- Opening Delimiter -

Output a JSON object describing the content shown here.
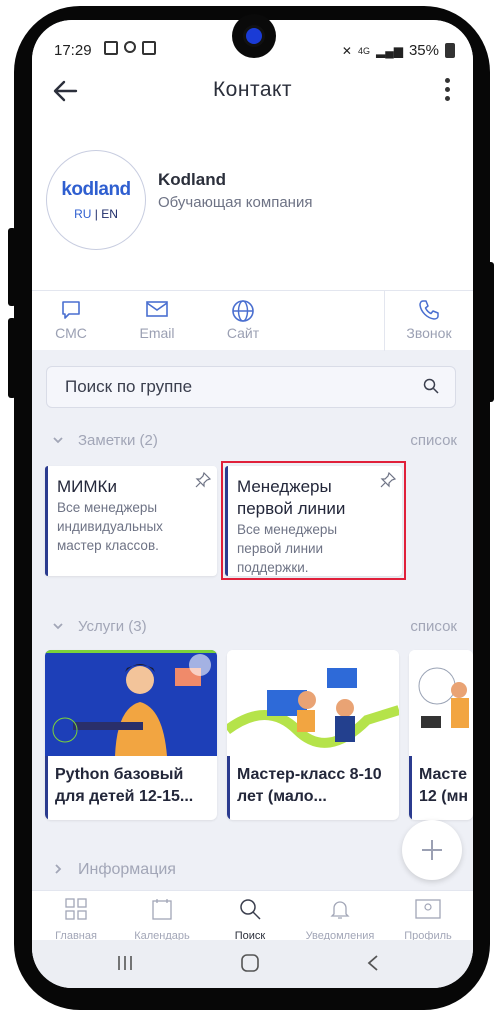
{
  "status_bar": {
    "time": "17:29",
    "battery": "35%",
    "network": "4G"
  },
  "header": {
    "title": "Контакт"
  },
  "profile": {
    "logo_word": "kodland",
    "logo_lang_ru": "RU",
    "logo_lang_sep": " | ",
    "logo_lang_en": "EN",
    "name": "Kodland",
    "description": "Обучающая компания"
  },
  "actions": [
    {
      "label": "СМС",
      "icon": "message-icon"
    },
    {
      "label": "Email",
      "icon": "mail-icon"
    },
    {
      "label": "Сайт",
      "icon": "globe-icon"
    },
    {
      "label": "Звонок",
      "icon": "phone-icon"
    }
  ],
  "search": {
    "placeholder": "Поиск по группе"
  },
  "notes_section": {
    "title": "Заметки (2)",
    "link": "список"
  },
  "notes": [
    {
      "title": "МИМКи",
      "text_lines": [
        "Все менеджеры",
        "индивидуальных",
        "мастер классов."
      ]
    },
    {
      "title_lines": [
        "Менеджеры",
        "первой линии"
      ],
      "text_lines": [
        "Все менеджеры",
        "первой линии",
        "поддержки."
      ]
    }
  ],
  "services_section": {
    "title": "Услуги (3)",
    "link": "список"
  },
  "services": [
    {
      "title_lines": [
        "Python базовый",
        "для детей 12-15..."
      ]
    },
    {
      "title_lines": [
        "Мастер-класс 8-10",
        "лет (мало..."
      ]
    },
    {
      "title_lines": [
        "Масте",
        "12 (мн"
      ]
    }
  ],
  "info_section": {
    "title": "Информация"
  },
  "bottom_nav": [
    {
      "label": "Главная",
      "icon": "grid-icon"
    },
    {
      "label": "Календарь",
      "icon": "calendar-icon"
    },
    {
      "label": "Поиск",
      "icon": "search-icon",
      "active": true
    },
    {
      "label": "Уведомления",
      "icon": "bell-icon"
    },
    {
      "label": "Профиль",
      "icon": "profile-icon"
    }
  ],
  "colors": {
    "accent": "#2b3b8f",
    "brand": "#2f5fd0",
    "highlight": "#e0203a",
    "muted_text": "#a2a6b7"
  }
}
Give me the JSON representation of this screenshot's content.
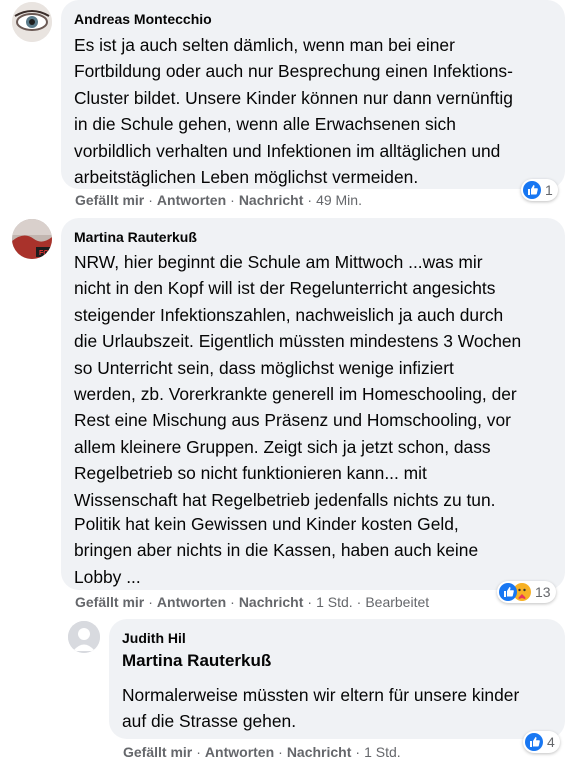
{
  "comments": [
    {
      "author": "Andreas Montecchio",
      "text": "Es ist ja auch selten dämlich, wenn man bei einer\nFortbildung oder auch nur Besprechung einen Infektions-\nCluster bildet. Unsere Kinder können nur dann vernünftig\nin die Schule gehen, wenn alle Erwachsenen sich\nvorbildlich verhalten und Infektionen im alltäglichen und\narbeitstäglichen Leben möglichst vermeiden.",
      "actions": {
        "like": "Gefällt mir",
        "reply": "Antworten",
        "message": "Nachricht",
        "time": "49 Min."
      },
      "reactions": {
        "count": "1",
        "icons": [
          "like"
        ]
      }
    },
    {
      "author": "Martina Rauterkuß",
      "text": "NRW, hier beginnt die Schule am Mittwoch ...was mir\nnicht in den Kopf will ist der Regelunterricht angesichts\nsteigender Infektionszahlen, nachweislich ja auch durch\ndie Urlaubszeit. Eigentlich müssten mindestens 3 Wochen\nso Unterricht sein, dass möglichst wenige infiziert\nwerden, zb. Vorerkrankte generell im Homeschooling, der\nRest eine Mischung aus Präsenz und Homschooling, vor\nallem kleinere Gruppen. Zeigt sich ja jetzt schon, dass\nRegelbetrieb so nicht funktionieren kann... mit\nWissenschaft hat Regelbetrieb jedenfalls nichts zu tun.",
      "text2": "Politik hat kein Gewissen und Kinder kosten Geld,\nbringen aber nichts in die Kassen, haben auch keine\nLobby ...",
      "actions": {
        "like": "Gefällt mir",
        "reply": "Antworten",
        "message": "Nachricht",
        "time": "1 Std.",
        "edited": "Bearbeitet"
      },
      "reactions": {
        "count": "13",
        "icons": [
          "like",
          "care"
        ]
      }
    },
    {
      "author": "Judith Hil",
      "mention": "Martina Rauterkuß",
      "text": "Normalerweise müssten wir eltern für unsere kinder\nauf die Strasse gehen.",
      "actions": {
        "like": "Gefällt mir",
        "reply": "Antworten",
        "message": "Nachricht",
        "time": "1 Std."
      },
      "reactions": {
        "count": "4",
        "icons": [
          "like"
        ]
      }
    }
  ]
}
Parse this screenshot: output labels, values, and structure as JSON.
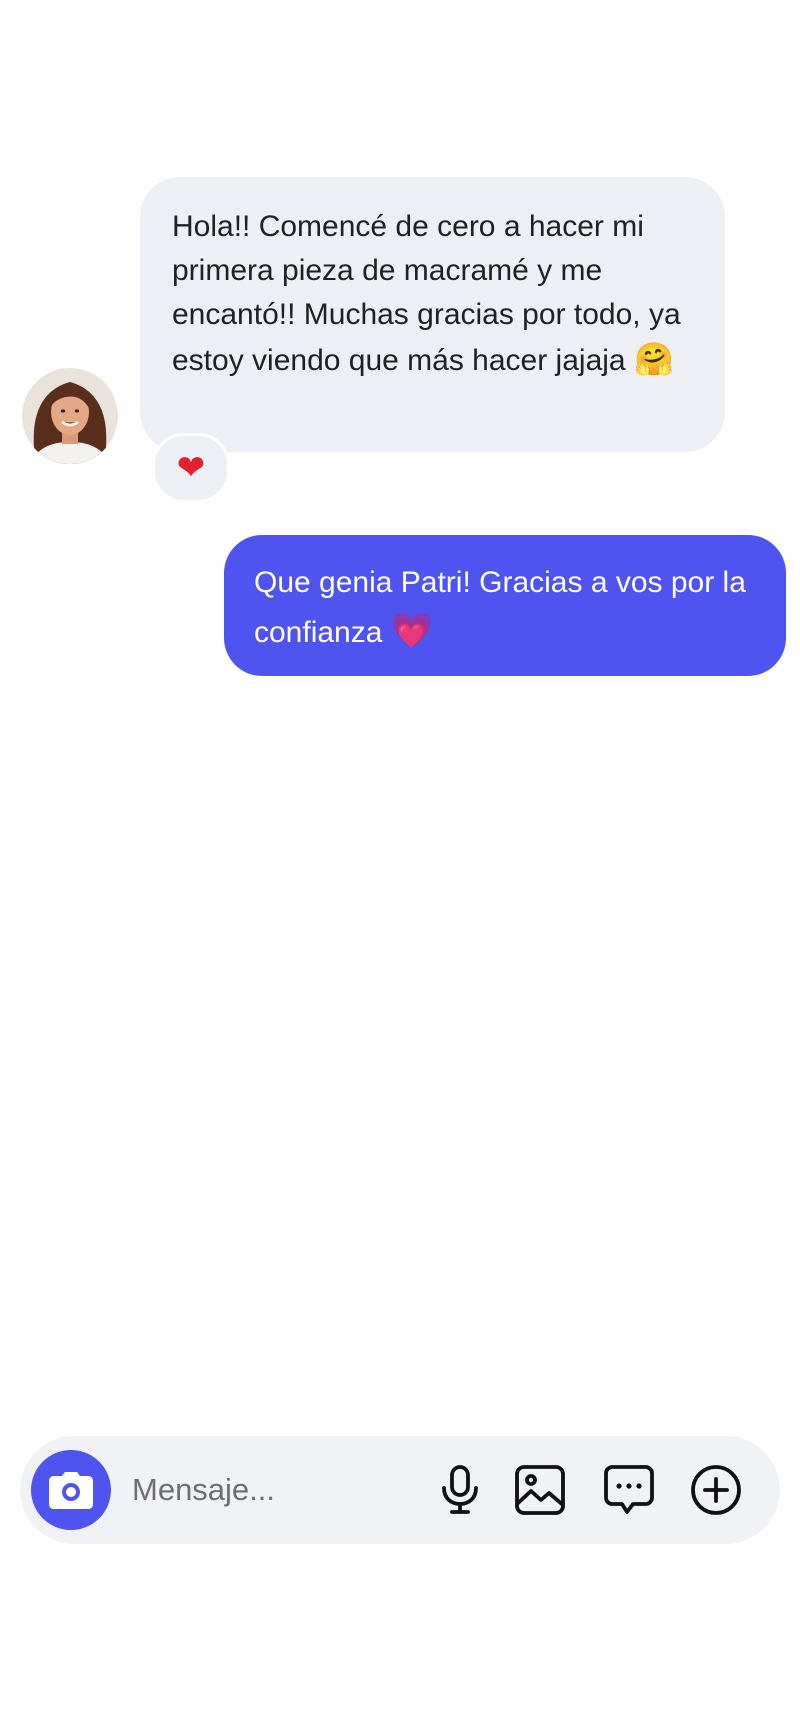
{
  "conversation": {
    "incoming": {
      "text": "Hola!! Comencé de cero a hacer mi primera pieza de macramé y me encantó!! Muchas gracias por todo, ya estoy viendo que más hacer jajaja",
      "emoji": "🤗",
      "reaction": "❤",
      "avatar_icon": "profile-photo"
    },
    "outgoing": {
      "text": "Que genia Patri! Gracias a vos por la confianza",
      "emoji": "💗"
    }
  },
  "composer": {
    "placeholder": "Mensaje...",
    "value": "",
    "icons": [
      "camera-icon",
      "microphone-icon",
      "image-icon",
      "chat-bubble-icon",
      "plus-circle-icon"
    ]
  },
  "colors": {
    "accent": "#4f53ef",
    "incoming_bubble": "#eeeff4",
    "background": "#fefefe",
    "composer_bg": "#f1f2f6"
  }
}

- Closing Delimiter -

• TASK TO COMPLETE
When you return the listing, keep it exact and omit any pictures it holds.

• FINAL ANSWER
Output a JSON object describing the content shown here.
{
  "status_bar": {
    "time": "17:29",
    "battery": "35%",
    "network": "4G"
  },
  "header": {
    "title": "Контакт"
  },
  "profile": {
    "logo_word": "kodland",
    "logo_lang_ru": "RU",
    "logo_lang_sep": " | ",
    "logo_lang_en": "EN",
    "name": "Kodland",
    "description": "Обучающая компания"
  },
  "actions": [
    {
      "label": "СМС",
      "icon": "message-icon"
    },
    {
      "label": "Email",
      "icon": "mail-icon"
    },
    {
      "label": "Сайт",
      "icon": "globe-icon"
    },
    {
      "label": "Звонок",
      "icon": "phone-icon"
    }
  ],
  "search": {
    "placeholder": "Поиск по группе"
  },
  "notes_section": {
    "title": "Заметки (2)",
    "link": "список"
  },
  "notes": [
    {
      "title": "МИМКи",
      "text_lines": [
        "Все менеджеры",
        "индивидуальных",
        "мастер классов."
      ]
    },
    {
      "title_lines": [
        "Менеджеры",
        "первой линии"
      ],
      "text_lines": [
        "Все менеджеры",
        "первой линии",
        "поддержки."
      ]
    }
  ],
  "services_section": {
    "title": "Услуги (3)",
    "link": "список"
  },
  "services": [
    {
      "title_lines": [
        "Python базовый",
        "для детей 12-15..."
      ]
    },
    {
      "title_lines": [
        "Мастер-класс 8-10",
        "лет (мало..."
      ]
    },
    {
      "title_lines": [
        "Масте",
        "12 (мн"
      ]
    }
  ],
  "info_section": {
    "title": "Информация"
  },
  "bottom_nav": [
    {
      "label": "Главная",
      "icon": "grid-icon"
    },
    {
      "label": "Календарь",
      "icon": "calendar-icon"
    },
    {
      "label": "Поиск",
      "icon": "search-icon",
      "active": true
    },
    {
      "label": "Уведомления",
      "icon": "bell-icon"
    },
    {
      "label": "Профиль",
      "icon": "profile-icon"
    }
  ],
  "colors": {
    "accent": "#2b3b8f",
    "brand": "#2f5fd0",
    "highlight": "#e0203a",
    "muted_text": "#a2a6b7"
  }
}
Give me the JSON representation of this screenshot's content.
{
  "comments": [
    {
      "author": "Andreas Montecchio",
      "text": "Es ist ja auch selten dämlich, wenn man bei einer\nFortbildung oder auch nur Besprechung einen Infektions-\nCluster bildet. Unsere Kinder können nur dann vernünftig\nin die Schule gehen, wenn alle Erwachsenen sich\nvorbildlich verhalten und Infektionen im alltäglichen und\narbeitstäglichen Leben möglichst vermeiden.",
      "actions": {
        "like": "Gefällt mir",
        "reply": "Antworten",
        "message": "Nachricht",
        "time": "49 Min."
      },
      "reactions": {
        "count": "1",
        "icons": [
          "like"
        ]
      }
    },
    {
      "author": "Martina Rauterkuß",
      "text": "NRW, hier beginnt die Schule am Mittwoch ...was mir\nnicht in den Kopf will ist der Regelunterricht angesichts\nsteigender Infektionszahlen, nachweislich ja auch durch\ndie Urlaubszeit. Eigentlich müssten mindestens 3 Wochen\nso Unterricht sein, dass möglichst wenige infiziert\nwerden, zb. Vorerkrankte generell im Homeschooling, der\nRest eine Mischung aus Präsenz und Homschooling, vor\nallem kleinere Gruppen. Zeigt sich ja jetzt schon, dass\nRegelbetrieb so nicht funktionieren kann... mit\nWissenschaft hat Regelbetrieb jedenfalls nichts zu tun.",
      "text2": "Politik hat kein Gewissen und Kinder kosten Geld,\nbringen aber nichts in die Kassen, haben auch keine\nLobby ...",
      "actions": {
        "like": "Gefällt mir",
        "reply": "Antworten",
        "message": "Nachricht",
        "time": "1 Std.",
        "edited": "Bearbeitet"
      },
      "reactions": {
        "count": "13",
        "icons": [
          "like",
          "care"
        ]
      }
    },
    {
      "author": "Judith Hil",
      "mention": "Martina Rauterkuß",
      "text": "Normalerweise müssten wir eltern für unsere kinder\nauf die Strasse gehen.",
      "actions": {
        "like": "Gefällt mir",
        "reply": "Antworten",
        "message": "Nachricht",
        "time": "1 Std."
      },
      "reactions": {
        "count": "4",
        "icons": [
          "like"
        ]
      }
    }
  ]
}
Parse this screenshot: output labels, values, and structure as JSON.
{
  "conversation": {
    "incoming": {
      "text": "Hola!! Comencé de cero a hacer mi primera pieza de macramé y me encantó!! Muchas gracias por todo, ya estoy viendo que más hacer jajaja",
      "emoji": "🤗",
      "reaction": "❤",
      "avatar_icon": "profile-photo"
    },
    "outgoing": {
      "text": "Que genia Patri! Gracias a vos por la confianza",
      "emoji": "💗"
    }
  },
  "composer": {
    "placeholder": "Mensaje...",
    "value": "",
    "icons": [
      "camera-icon",
      "microphone-icon",
      "image-icon",
      "chat-bubble-icon",
      "plus-circle-icon"
    ]
  },
  "colors": {
    "accent": "#4f53ef",
    "incoming_bubble": "#eeeff4",
    "background": "#fefefe",
    "composer_bg": "#f1f2f6"
  }
}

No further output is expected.